One of the highlights in the “political offer” is in any case ‘Utoya 22 july the Norwegian director Erik Poppe. The film has as its theme the terrorist attack of the extreme right-wing Anders Behring Brevik, who on 22 July 2011, 77 people killed in Oslo and on the island of Utoya. Poppe zooms in to Breivik, but brings the story of the atrocity from the perspective of the victims. The Berlinale also this year again a lot of space to films about migrants and refugees, and the parallel between the current vluchtelingengolf and that caused by the nazis in the ’40s.
#MeToo sorted all of its effect: four of the nineteen competition films have a female director: ‘Figlia Mia’ (Daughter of Mine) was directed by the Italian Laura Bispuri, ‘Twarz’ (‘Mosquito’) by the Polish Malgorzata Szumowska, “Drei Tage in Quiberon’ by the German-French-Iranian Emily Atef and ‘Touch me not’, is presented as a hybrid study of human intimacy, by the Romanian Adina Pintilie.
The acting will also be especially to women to be looked at, with Isabelle Huppert in the role of Eva. In the film she plays a femme fatale who is the life of a promising writer upside down. In the allegedly Hitchcockiaanse ‘Unsane’ by Steven Soderbergh (not in official selection), rotated with iPhonebeelden, steals Claire Foy the show as a woman who against her will in psychiatry is dumped. And in the biopic “Becoming Astrid’ we come a lot, if not everything, to know about the difficult childhood of successchrijfster Astrid Lindgren. If still insufficient #MeToo prove: there is also a forum organised under the title ‘No to Discrimination’.
Also the Music is well represented, with four films of German soil, including the newest work by the ever-political themes grafted Christian Petzold (‘Transit’). The prize for the longest title goes to the German Philip Groening, who ‘Mein Bruder heisst Robert und there ist ein Idiot (My brother is called Robert and he is an idiot) is shown; that of the longest is, of course, to the Filipino veelfilmer Lav Diaz, whose ‘Season of the Devil’, an anti-musicalmusical, for are do, however, quite short: 234 minutes.
The American presence remains limited to three movies, but it looks very interesting with the youngest of cult filmmaker Gus Van Sant (‘Don’t worry, he won’t get far on foot’) and the already much talked about animated film ‘Isle of Dogs’ by Wes Anderson, with the voices of Bill Murray, Jeff Goldblum and Greta Gerwig. ‘Isle of Dogs’ opens Thursday the festivities.

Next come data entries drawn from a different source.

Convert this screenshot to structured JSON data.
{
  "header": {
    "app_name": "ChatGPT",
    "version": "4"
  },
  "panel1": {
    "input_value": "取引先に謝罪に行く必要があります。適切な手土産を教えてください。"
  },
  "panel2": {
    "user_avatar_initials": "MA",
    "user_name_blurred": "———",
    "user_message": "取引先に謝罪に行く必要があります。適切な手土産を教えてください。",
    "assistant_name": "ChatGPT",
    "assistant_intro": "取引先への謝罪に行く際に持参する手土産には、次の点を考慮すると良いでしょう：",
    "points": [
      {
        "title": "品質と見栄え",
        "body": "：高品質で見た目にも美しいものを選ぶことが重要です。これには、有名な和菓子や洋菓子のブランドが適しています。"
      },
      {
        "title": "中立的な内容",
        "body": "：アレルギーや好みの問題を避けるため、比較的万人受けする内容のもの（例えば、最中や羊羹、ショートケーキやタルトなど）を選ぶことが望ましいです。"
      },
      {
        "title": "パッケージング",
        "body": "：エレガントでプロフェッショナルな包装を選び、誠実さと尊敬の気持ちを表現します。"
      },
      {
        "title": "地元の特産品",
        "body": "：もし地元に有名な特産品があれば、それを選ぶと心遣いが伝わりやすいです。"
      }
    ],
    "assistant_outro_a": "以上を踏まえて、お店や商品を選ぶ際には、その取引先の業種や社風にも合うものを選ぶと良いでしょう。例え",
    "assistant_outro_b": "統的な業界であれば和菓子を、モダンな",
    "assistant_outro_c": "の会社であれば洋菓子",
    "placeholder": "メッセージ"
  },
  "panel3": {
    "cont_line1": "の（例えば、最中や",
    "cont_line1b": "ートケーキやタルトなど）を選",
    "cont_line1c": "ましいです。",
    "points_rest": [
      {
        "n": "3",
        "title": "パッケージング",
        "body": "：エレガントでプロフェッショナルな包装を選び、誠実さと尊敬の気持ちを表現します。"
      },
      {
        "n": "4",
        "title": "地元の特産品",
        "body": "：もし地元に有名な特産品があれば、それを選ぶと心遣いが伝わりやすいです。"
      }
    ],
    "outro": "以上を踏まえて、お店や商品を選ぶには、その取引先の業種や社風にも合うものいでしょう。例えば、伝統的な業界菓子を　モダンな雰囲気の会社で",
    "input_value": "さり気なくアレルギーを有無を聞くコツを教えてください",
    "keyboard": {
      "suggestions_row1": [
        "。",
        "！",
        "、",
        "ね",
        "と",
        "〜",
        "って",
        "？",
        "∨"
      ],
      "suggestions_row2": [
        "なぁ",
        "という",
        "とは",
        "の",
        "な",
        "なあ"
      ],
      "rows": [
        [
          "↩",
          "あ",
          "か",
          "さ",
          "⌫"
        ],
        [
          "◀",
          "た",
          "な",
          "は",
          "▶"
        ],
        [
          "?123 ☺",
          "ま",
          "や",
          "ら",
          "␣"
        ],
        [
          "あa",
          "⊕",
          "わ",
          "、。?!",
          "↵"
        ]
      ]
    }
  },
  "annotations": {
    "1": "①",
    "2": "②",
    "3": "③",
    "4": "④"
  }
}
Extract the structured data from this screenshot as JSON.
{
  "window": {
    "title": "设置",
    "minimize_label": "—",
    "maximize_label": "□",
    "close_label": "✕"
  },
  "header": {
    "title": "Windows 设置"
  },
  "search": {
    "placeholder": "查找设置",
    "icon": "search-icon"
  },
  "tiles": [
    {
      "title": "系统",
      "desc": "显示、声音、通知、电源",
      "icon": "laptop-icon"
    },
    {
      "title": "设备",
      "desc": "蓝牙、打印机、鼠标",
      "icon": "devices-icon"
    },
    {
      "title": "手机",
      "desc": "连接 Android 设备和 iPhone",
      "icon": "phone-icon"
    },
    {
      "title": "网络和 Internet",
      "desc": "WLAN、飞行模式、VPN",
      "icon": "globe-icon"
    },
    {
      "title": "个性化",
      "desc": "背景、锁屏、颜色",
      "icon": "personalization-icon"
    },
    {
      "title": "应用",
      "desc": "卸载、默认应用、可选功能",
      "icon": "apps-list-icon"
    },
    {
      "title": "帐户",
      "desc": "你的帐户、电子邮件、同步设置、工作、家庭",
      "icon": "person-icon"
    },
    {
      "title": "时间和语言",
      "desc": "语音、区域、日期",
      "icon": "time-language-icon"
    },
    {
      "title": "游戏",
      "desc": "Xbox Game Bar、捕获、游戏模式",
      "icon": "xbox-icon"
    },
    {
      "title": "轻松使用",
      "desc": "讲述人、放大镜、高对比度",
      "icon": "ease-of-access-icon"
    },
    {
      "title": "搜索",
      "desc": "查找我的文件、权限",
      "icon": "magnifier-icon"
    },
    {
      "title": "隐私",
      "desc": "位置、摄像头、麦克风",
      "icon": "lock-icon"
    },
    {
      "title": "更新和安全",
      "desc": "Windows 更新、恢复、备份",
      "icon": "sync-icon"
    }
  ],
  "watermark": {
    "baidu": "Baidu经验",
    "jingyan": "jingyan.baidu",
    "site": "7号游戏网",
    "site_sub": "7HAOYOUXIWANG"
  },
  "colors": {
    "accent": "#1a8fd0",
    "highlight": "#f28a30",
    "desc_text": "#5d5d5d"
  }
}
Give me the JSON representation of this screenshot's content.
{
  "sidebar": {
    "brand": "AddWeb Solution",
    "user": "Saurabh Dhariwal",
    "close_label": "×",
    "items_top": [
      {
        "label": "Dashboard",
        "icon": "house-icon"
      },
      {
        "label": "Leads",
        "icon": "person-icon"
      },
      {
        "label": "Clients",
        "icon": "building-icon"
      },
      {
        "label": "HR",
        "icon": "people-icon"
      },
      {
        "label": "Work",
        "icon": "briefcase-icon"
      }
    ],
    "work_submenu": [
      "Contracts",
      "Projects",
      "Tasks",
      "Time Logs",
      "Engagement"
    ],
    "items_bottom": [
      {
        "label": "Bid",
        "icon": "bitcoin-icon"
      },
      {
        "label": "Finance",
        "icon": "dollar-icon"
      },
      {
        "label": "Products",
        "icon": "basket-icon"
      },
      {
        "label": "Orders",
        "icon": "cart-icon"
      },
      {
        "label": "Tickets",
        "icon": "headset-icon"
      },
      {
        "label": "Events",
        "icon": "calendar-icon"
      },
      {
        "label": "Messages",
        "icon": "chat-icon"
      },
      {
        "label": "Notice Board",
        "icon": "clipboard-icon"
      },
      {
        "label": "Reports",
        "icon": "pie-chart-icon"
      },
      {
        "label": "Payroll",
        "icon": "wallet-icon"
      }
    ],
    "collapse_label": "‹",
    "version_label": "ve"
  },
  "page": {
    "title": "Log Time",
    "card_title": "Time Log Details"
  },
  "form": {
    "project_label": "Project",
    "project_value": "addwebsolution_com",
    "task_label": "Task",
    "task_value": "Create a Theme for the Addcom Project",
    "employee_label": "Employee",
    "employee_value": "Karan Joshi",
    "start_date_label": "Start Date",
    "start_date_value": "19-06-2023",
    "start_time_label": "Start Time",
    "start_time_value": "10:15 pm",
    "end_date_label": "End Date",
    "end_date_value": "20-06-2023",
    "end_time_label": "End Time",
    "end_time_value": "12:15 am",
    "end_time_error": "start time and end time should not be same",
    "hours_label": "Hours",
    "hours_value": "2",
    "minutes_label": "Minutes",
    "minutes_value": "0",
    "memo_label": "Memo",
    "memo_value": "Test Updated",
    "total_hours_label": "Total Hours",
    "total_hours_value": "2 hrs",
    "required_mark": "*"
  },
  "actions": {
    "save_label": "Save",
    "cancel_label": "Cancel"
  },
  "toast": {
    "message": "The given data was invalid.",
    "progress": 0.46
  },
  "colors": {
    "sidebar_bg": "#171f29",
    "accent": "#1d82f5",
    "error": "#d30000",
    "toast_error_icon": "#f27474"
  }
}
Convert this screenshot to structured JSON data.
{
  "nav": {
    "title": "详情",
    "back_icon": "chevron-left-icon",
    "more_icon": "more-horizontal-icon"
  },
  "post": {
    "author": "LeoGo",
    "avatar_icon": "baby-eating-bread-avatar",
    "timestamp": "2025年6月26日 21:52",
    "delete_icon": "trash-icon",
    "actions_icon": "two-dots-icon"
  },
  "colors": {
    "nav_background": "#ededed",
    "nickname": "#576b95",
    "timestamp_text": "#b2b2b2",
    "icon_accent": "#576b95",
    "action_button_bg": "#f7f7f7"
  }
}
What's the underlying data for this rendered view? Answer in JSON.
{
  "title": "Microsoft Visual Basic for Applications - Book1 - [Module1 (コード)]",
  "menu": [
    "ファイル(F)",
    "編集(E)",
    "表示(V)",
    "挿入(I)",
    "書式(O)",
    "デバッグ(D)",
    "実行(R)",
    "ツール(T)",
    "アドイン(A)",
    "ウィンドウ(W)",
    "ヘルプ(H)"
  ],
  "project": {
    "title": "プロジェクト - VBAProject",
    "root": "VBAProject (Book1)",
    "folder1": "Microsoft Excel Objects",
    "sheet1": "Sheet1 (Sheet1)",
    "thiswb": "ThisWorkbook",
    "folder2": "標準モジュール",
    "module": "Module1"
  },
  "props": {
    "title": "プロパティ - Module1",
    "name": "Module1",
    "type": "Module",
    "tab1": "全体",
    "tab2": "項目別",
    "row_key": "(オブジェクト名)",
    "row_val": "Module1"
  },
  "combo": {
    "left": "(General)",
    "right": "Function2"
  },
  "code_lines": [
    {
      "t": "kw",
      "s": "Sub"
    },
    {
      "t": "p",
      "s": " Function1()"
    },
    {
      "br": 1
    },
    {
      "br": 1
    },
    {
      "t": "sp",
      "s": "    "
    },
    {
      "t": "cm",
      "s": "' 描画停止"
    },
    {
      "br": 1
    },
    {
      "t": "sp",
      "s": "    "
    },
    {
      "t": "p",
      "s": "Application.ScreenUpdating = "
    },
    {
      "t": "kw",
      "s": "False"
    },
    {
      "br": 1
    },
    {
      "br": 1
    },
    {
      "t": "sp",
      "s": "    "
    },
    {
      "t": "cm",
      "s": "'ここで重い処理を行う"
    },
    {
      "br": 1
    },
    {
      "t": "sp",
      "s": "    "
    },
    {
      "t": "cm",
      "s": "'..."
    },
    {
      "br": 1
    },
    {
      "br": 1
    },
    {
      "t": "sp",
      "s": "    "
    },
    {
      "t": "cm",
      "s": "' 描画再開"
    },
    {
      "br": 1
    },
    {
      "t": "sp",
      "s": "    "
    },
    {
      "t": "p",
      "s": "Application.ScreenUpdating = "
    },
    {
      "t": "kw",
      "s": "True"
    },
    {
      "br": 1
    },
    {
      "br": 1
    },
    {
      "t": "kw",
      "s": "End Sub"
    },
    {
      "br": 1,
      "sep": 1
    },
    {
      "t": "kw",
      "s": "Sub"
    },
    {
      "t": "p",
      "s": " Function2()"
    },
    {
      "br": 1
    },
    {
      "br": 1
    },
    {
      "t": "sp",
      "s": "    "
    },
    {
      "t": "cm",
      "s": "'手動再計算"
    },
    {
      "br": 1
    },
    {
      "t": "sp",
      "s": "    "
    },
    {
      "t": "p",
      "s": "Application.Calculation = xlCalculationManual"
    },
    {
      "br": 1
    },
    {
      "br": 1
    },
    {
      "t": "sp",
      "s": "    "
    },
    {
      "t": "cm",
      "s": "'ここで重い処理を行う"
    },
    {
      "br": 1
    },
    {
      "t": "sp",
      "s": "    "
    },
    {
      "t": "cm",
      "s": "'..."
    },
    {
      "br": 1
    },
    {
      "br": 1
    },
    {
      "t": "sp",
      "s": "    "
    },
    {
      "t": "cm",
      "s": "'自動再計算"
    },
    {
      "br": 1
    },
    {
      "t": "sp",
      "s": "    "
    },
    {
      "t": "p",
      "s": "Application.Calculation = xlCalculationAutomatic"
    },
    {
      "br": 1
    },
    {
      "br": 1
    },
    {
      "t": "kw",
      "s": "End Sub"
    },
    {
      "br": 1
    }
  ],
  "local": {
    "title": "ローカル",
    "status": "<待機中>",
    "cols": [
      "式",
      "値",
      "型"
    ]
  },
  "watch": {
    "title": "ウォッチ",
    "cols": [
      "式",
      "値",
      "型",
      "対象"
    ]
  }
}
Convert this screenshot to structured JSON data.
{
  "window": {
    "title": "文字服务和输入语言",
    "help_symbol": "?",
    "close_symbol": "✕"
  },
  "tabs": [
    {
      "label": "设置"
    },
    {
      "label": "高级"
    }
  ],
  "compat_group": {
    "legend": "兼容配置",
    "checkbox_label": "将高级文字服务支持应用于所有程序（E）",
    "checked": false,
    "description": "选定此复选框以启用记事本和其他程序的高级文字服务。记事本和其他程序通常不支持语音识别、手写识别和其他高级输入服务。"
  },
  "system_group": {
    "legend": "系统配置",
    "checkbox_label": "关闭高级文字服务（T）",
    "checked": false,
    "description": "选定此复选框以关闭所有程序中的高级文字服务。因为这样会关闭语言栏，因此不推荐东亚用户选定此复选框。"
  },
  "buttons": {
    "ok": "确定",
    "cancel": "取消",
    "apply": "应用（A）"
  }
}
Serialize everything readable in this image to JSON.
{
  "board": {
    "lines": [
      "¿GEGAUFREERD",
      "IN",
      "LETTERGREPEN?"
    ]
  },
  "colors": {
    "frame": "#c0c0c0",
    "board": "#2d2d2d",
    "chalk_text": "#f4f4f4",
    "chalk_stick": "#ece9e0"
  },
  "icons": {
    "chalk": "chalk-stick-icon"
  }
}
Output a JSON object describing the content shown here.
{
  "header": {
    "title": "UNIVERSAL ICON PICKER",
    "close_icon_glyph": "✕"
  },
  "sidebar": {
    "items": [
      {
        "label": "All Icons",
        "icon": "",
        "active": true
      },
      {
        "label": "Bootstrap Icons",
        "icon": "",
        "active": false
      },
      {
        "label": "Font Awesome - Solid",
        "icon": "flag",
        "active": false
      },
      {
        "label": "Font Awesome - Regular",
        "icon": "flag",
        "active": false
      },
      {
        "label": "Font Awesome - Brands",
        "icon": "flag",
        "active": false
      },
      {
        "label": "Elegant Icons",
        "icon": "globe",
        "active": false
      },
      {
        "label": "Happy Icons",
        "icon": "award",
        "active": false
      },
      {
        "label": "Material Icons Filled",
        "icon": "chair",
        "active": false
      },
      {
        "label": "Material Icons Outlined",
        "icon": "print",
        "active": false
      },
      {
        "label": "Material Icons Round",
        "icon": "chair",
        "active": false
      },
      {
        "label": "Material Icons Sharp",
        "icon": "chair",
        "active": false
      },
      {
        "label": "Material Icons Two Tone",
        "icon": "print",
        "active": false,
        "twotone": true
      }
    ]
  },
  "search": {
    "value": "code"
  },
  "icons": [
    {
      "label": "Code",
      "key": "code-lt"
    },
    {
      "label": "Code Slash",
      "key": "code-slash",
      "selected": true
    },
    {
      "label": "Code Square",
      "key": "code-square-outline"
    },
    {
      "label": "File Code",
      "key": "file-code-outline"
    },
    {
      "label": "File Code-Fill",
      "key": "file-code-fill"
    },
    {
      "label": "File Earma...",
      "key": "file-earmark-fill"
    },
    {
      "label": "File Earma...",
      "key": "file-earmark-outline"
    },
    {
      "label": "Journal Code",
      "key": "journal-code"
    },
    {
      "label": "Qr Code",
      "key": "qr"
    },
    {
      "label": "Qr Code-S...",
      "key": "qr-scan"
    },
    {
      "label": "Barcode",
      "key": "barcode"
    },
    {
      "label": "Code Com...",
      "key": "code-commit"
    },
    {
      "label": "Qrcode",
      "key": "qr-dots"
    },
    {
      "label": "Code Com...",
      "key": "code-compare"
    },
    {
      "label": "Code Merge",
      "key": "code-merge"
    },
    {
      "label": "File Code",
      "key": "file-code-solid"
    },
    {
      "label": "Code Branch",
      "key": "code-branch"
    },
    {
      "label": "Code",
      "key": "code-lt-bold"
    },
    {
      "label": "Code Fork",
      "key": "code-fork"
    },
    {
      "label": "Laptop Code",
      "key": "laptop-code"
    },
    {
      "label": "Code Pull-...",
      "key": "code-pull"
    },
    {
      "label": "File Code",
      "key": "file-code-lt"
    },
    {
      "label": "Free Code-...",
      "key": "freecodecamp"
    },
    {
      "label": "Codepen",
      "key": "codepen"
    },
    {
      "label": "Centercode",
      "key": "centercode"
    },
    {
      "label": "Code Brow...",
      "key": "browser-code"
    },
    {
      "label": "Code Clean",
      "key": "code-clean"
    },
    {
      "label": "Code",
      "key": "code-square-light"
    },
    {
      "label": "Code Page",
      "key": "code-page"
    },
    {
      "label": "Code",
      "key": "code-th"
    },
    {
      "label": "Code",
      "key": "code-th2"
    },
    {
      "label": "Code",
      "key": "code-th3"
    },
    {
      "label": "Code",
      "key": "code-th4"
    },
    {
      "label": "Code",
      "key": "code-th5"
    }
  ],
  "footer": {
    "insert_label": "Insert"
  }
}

The third American contender, ‘Damsel’, is a tragi-comic “feminist” western directed by the broederduo David and Nathan Zellner, and has Robert Pattison and Mia Wasikowska in the leading roles. The relatively limited Hollywoodaanwezigheid in Berlin is partly due to #MeToo: director Kosslick deleted several movies from the offer which the filmmaker, an actor, or a producer in the maelstrom of blame of sexual abuse.
Other well-known names in the offer are the Russian Alexey German junior (‘Dovlatov’), the French Benoit Jacquot (‘Eva’) and Cédric Kahn (“La Prière”), and the Iranian Mani Haghighi (‘Khook’/Pig).
Little Hollywood on the white screen, but good enough on the red carpet. So will, among others, Robert Pattinson, Gael Garcia Bernal, Jeff Daniels, Tilda Swinton, Peter Sarsgaard, Joaquin Phoenix, Isabelle Huppert, Bill Murray and Emily Watson the Berlinale with their presence and worship.
The prices are this year, awarded by a six-man jury, under the leadership of the German film-maker Tom Tykwer. Now, certainly from a price is Willem Dafoe, as possible “oscar” Italian for ‘The Florida project’, which in the bears is set for his life’s work.